Bewar or slash-and-burn cultivation is not a high-yielding crop pattern. What solution do you have for the growing food demand?
It is wrong to say that bewar is not high yielding. It is a combination of high-yielding millets and protein-rich cereals and pulses. There are certain types of pulses that help in meeting the nutritional—protein and vitamins—needs of the Baigas. Bewar ensures domestic food security and it also generates revenue. There are Baiga families that have sold arhar dal worth $40,000 from their fields.
Why don’t you involve the educated, urban youth in your work?
The educated boys treat this work as an eight-to-five job. They would prefer to live in a village with roads. The native, less educated boys, on the other hand, don't have any hesitations. They live the same life as the Baigas do. The boys educated outside have different aspirations. Initially, I had boys with formal education—who had an MSW [master's in social work]—but they were interested in making easy money. The Baigas grow ganja for self-consumption. But it is illegal for outsiders to grow it.

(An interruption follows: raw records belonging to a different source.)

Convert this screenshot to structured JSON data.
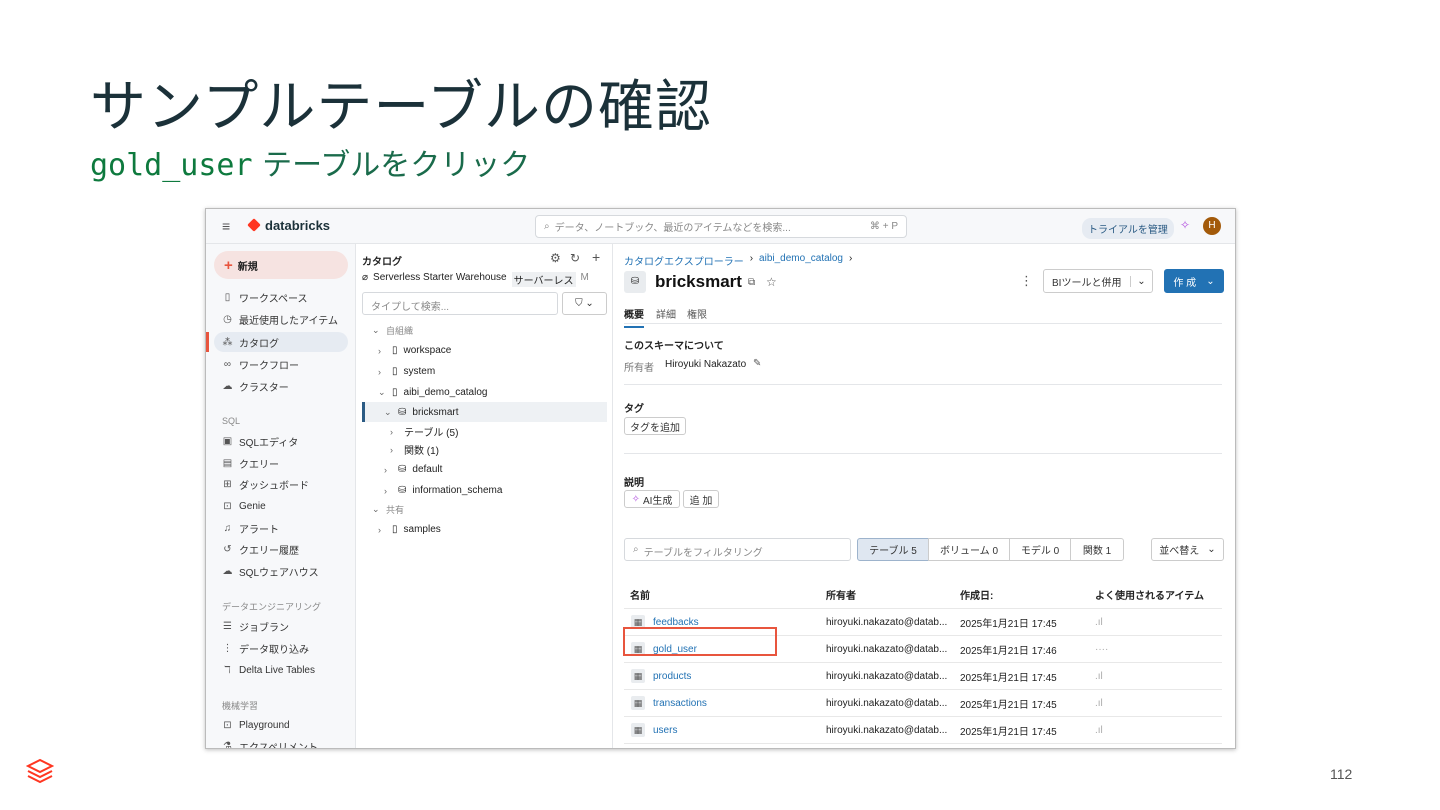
{
  "slide": {
    "title": "サンプルテーブルの確認",
    "subtitle_code": "gold_user",
    "subtitle_text": " テーブルをクリック",
    "page_number": "112"
  },
  "topbar": {
    "brand": "databricks",
    "search_placeholder": "データ、ノートブック、最近のアイテムなどを検索...",
    "shortcut": "⌘ + P",
    "trial": "トライアルを管理",
    "avatar": "H"
  },
  "sidebar": {
    "new": "新規",
    "items": [
      "ワークスペース",
      "最近使用したアイテム",
      "カタログ",
      "ワークフロー",
      "クラスター"
    ],
    "sql_section": "SQL",
    "sql_items": [
      "SQLエディタ",
      "クエリー",
      "ダッシュボード",
      "Genie",
      "アラート",
      "クエリー履歴",
      "SQLウェアハウス"
    ],
    "de_section": "データエンジニアリング",
    "de_items": [
      "ジョブラン",
      "データ取り込み",
      "Delta Live Tables"
    ],
    "ml_section": "機械学習",
    "ml_items": [
      "Playground",
      "エクスペリメント"
    ]
  },
  "catalog": {
    "title": "カタログ",
    "warehouse": "Serverless Starter Warehouse",
    "warehouse_badge": "サーバーレス",
    "warehouse_size": "M",
    "search_placeholder": "タイプして検索...",
    "my_org": "自組織",
    "nodes": [
      "workspace",
      "system",
      "aibi_demo_catalog",
      "bricksmart",
      "テーブル (5)",
      "関数 (1)",
      "default",
      "information_schema"
    ],
    "shared": "共有",
    "shared_nodes": [
      "samples"
    ]
  },
  "main": {
    "breadcrumb": [
      "カタログエクスプローラー",
      "aibi_demo_catalog"
    ],
    "schema_name": "bricksmart",
    "bi_button": "BIツールと併用",
    "create_button": "作 成",
    "tabs": [
      "概要",
      "詳細",
      "権限"
    ],
    "about_heading": "このスキーマについて",
    "owner_label": "所有者",
    "owner": "Hiroyuki Nakazato",
    "tags_heading": "タグ",
    "add_tag": "タグを追加",
    "desc_heading": "説明",
    "ai_generate": "AI生成",
    "add": "追 加",
    "filter_placeholder": "テーブルをフィルタリング",
    "segments": [
      "テーブル 5",
      "ボリューム 0",
      "モデル 0",
      "関数 1"
    ],
    "sort": "並べ替え",
    "columns": [
      "名前",
      "所有者",
      "作成日:",
      "よく使用されるアイテム"
    ],
    "rows": [
      {
        "name": "feedbacks",
        "owner": "hiroyuki.nakazato@datab...",
        "created": "2025年1月21日 17:45",
        "usage": ".ıl"
      },
      {
        "name": "gold_user",
        "owner": "hiroyuki.nakazato@datab...",
        "created": "2025年1月21日 17:46",
        "usage": "····"
      },
      {
        "name": "products",
        "owner": "hiroyuki.nakazato@datab...",
        "created": "2025年1月21日 17:45",
        "usage": ".ıl"
      },
      {
        "name": "transactions",
        "owner": "hiroyuki.nakazato@datab...",
        "created": "2025年1月21日 17:45",
        "usage": ".ıl"
      },
      {
        "name": "users",
        "owner": "hiroyuki.nakazato@datab...",
        "created": "2025年1月21日 17:45",
        "usage": ".ıl"
      }
    ]
  },
  "colors": {
    "accent": "#2272b4",
    "highlight": "#e8553e",
    "brand": "#ff3621"
  }
}
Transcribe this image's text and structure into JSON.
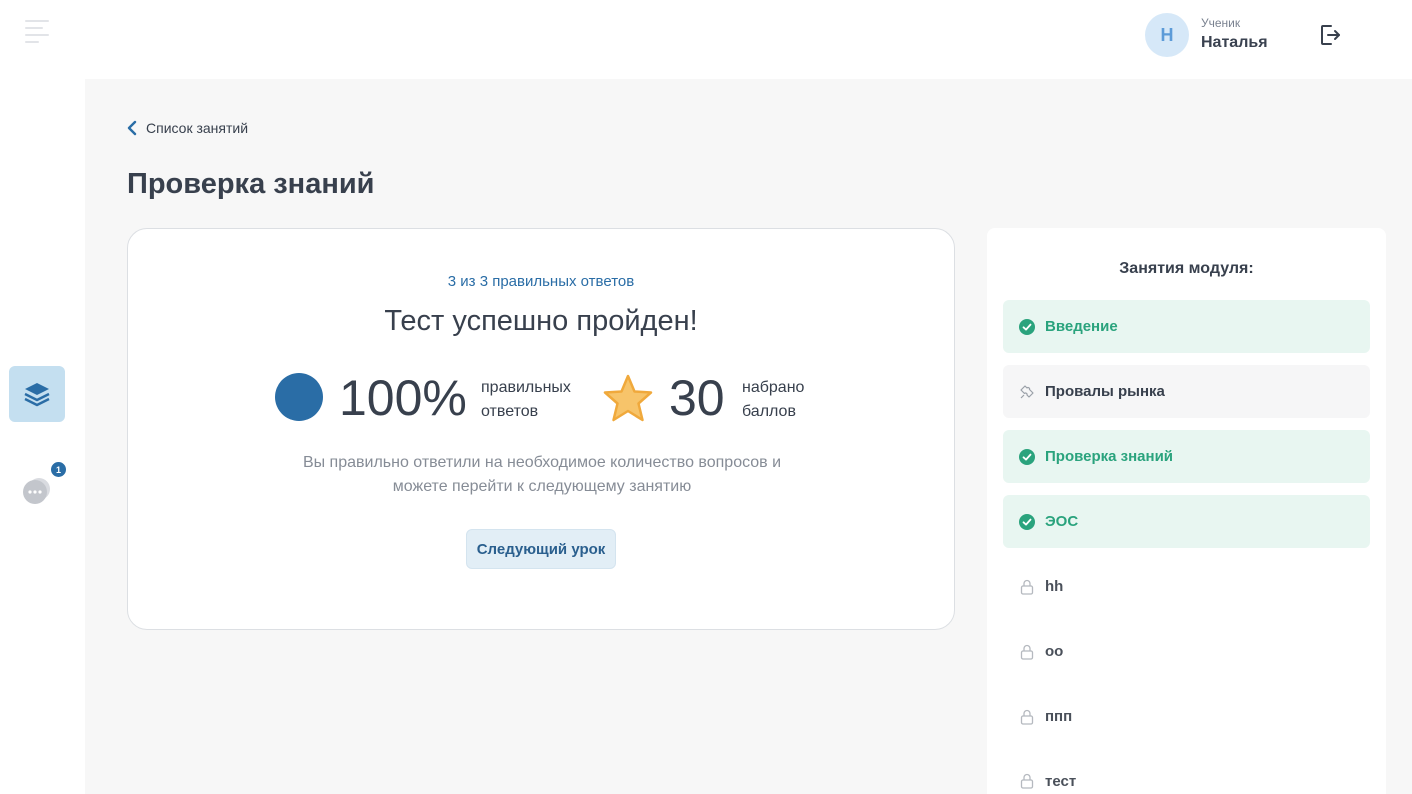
{
  "user": {
    "initial": "Н",
    "role": "Ученик",
    "name": "Наталья"
  },
  "chat": {
    "badge": "1"
  },
  "breadcrumb": {
    "back_label": "Список занятий"
  },
  "page": {
    "title": "Проверка знаний"
  },
  "result": {
    "count_text": "3 из 3 правильных ответов",
    "title": "Тест успешно пройден!",
    "percent": "100%",
    "percent_label": "правильных ответов",
    "score": "30",
    "score_label": "набрано баллов",
    "description": "Вы правильно ответили на необходимое количество вопросов и можете перейти к следующему занятию",
    "next_button": "Следующий урок"
  },
  "module": {
    "title": "Занятия модуля:",
    "lessons": [
      {
        "label": "Введение",
        "status": "done"
      },
      {
        "label": "Провалы рынка",
        "status": "current"
      },
      {
        "label": "Проверка знаний",
        "status": "done"
      },
      {
        "label": "ЭОС",
        "status": "done"
      },
      {
        "label": "hh",
        "status": "locked"
      },
      {
        "label": "оо",
        "status": "locked"
      },
      {
        "label": "ппп",
        "status": "locked"
      },
      {
        "label": "тест",
        "status": "locked"
      }
    ]
  },
  "colors": {
    "accent": "#2a6da6",
    "success": "#2aa37d",
    "success_bg": "#e8f6f1",
    "star": "#f7c46a"
  },
  "icons": {
    "menu": "burger-menu-icon",
    "courses": "layers-icon",
    "chat": "chat-bubble-icon",
    "logout": "logout-icon",
    "back": "chevron-left-icon",
    "pie": "pie-chart-icon",
    "star": "star-icon",
    "done": "check-circle-icon",
    "current": "puzzle-icon",
    "locked": "lock-icon"
  }
}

What challenges have you faced?
There was a time when the traders in the region created problems and worked against the weaving of cheap cloth for the Baigas. Initially, the police suspected me of being a Naxalite who was trying to create unrest among the Baigas, but later they realised that my intentions were good.
Did you ever have any run-ins with the law?
As a volunteer of Ekta Parishad, I used to write applications for poor adivasis who wanted to avail the benefits of government schemes. If there was any complaint against some erring forest official, I used to write it down and forward it to the collector. Once, a woman from Manikpur village complained about a forest guard, who forced her to eat her own excreta. The collector of Mandla, however, accused me of manufacturing the incident. He summoned me to his office and we had a heated argument. A false case was registered against me and 15 Baigas for felling 400 trees and I was put behind the bars for 14 days. The case went on for 12 years and I was finally acquitted.
Despite a dozen schemes being implemented, why has life not improved for the Baigas?
Being a tribal region, it automatically gets huge funds. The funds are planned at the top level and spent as per a fixed target. Had the planning been done at the ground level, depending on the requirements of the Baigas, things would have been different. The schemes have a trickle-down effect, thereby not really benefiting the poor.
In the age of global warming, could bewar cultivation pose a threat?
No, the kind of bewar cultivation that I am propagating and the one that the Baigas currently practise could be the solution to global warming. Bewar does not involve the use of fertilisers, pesticides or modern implements. It is a traditional form of farming, which even the scientists are now promoting.
Education has not yet penetrated the Baiga region. What do you plan to do about it?
We have not done anything for education directly but, yes, indirectly we have created a mechanism to report to district headquarters when the teachers remain absent. Since we don’t have the resources, we focus on issue-based work. I want to create awareness among the Baigas. The rest should be taken care of by the departments created by the government for education and health.
What is the status of the other Bangladeshi refugees?
Almost all the families are in the mainstream. Many have got government jobs while some are engaged in agriculture. However, a major grudge is that we have lost our 'identity'. We are still known as refugees.
Which was the most satisfying moment in your life as an activist?
It was when the Dindori collector informed me that she was going to enforce “habitat rights” for the Baigas of seven villages in the region. It is a big achievement for a primitive tribe in India. The Baiga community will be the first in southeast Asia to have habitat rights.